• WHAT IS REQUIRED:
Across all entries below, how many lines include "icon"? Only the number, please.

** DATA FOR REVIEW follows **

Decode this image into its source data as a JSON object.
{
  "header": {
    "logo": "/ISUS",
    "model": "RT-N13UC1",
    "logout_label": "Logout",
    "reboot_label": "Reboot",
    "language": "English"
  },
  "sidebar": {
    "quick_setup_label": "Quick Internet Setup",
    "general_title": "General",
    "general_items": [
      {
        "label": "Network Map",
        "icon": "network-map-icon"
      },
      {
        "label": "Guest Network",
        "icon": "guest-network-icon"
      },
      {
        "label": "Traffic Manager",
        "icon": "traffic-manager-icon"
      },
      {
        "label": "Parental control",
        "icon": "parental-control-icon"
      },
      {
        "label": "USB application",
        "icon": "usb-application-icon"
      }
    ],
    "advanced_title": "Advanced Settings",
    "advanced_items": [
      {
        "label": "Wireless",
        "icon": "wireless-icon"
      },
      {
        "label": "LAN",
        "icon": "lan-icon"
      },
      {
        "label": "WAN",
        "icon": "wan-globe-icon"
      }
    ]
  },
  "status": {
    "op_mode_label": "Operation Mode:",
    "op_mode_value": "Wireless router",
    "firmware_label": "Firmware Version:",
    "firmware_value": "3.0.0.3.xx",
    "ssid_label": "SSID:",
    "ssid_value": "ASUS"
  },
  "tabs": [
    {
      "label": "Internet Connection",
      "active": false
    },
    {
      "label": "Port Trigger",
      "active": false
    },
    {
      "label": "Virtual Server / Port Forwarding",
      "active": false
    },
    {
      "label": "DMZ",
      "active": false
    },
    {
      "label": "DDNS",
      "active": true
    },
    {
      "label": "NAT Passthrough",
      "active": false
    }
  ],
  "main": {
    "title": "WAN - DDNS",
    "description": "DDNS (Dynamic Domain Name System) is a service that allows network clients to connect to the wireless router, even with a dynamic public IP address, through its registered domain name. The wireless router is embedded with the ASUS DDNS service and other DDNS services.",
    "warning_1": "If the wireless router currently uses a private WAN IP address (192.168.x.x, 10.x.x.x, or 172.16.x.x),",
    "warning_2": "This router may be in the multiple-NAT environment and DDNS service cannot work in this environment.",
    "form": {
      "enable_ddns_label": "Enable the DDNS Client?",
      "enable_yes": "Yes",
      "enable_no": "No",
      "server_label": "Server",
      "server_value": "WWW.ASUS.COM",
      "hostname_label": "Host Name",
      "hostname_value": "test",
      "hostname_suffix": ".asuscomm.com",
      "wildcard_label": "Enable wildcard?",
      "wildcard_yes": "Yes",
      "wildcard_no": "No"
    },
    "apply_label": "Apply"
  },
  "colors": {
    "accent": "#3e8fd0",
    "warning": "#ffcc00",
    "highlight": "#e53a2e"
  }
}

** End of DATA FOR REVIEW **

• SOLUTION FOR THIS TASK:
8